"The expansions and contractions of those environments have pretty profound effects on life on Earth," said Shanan Peters, a University of Wisconsin-Madison assistant professor of geology and geophysics and leader of the study.
Peters measured two main types of marine shelf environments preserved in the rock record, one where sediments are derived from land erosion and the other composed primarily of calcium carbonate, which is produced in-place by shelled organisms and by chemical processes. The differences between the two areas in sediment stability, temperature and the availability of nutrients and sunlight have important biological consequences, according to Peters.
Arnold I. Miller, a paleobiologist and professor of geology at the University of Cincinnati, says the new study is striking because it establishes a clear relationship between the tempo of mass extinction events and changes in sea level and sediment. "Over the years, researchers have become fairly dismissive of the idea that marine mass extinctions like the great extinction of the Late Permian might be linked to sea-level declines, even though these declines are known to have occurred many times throughout the history of life.
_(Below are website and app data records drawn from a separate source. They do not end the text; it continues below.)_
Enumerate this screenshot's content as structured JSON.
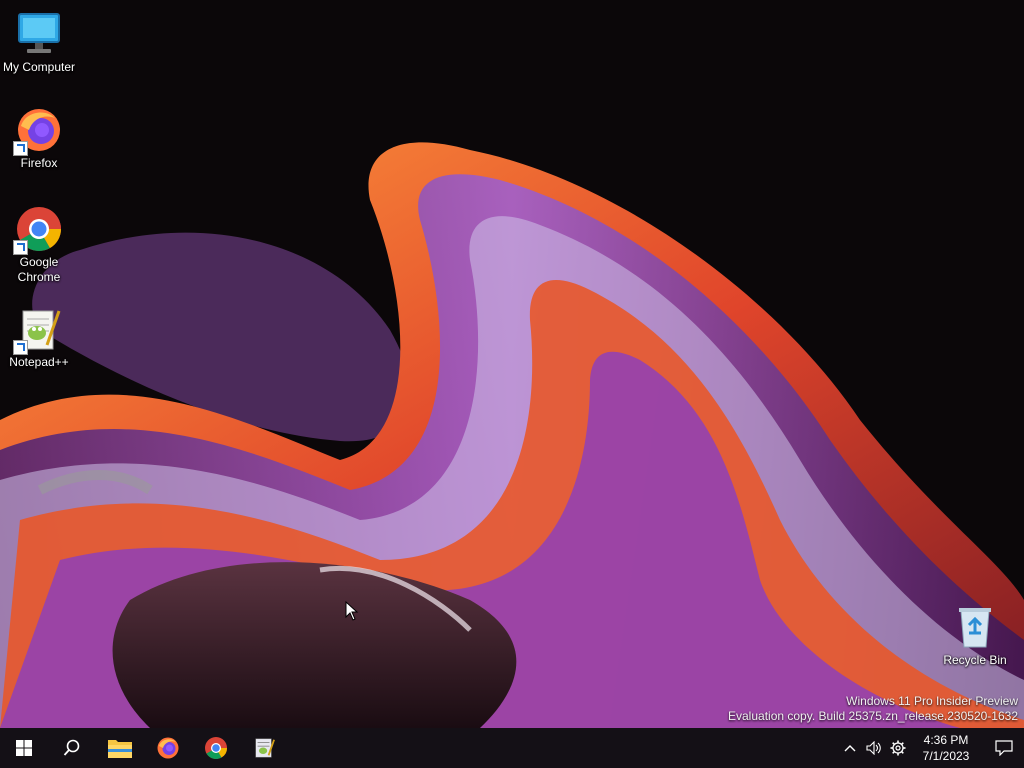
{
  "desktop": {
    "icons": [
      {
        "label": "My Computer",
        "icon": "computer-icon"
      },
      {
        "label": "Firefox",
        "icon": "firefox-icon"
      },
      {
        "label": "Google Chrome",
        "icon": "chrome-icon"
      },
      {
        "label": "Notepad++",
        "icon": "notepadpp-icon"
      },
      {
        "label": "Recycle Bin",
        "icon": "recycle-bin-icon"
      }
    ],
    "watermark": {
      "line1": "Windows 11 Pro Insider Preview",
      "line2": "Evaluation copy. Build 25375.zn_release.230520-1632"
    }
  },
  "taskbar": {
    "items": [
      "start-icon",
      "search-icon",
      "file-explorer-icon",
      "firefox-icon",
      "chrome-icon",
      "notepadpp-icon"
    ],
    "tray": {
      "icons": [
        "chevron-up-icon",
        "volume-icon",
        "settings-icon"
      ],
      "time": "4:36 PM",
      "date": "7/1/2023",
      "notification_icon": "notification-icon"
    }
  },
  "colors": {
    "taskbar_bg": "#141016",
    "wallpaper_base": "#0b0709",
    "accent_orange": "#e8582a",
    "accent_purple": "#6a2c9a"
  }
}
The clear relationship this study documents will motivate many to rethink their previous views."
Over the course of hundreds of millions of years, the world's oceans have expanded and contracted in response to the Earth's shifting tectonic plates and climate changes. During some periods, vast areas of the continents were flooded by shallow seas such as the shark- and mosasaur-infested seaway that neatly split North America during the age of the dinosaurs.
As those flooded areas drained back into the sea, animals that swam in them went extinct; conditions on the marine shelves that once supported a vast diversity of life also changed.
That's not to say volcanic eruptions, killer asteroids, or disease and competition among species could not have played a role, Peters said. But the new study provides a common link to mass extinction events over a significant stretch of Earth's history and suggests that few of them were controlled by just one environmental influence.”
Between volcanism, earthquakes, tsunamis, climate changes, and the expansion and contraction of the seas, this fragile earth, our island home, is constantly changing. This study is important because it shows the effects of sea levels on plant and animals species, many of which became extinct because of the changing sea levels. It is important also as further evidence of the changing environment of ancient civilizations.
About 150,000 years ago there was a major uplift of the Angolan ridge in the area of the equator. The upper Nile receives its chief supply of water from this mountainous region. From there streams pour eastward into Lake Victoria, Africa's largest lake (over 26,000 square miles), and to the west and north into Lake Edward and Lake Albert. The waters of the Nile flow northward, but around 12,000 years ago all of the region between Lake Chad and the Nile was very wet. This is the time of Noah's flood.
The story of Noah’s flood speaks of the effects of tectonic and climate change over a vast area from central Africa to the Indus River Valley. Noah lived during a period of wetness in Africa in the area called Bor-Nu (Land of Noah) near Lake Chad. This period(the late Halocene) was followed by declining water levels. Since Noah and other Afro-Asiatic kingdom builders controlled the major water systems, this decline signaled the end of their control. The gradual breakdown of the socio-political fabric of the Afro-Asiatic Dominion, whose chiefs controlled the waterways, is likely due to these changes.
For more on Noah's flood, read this.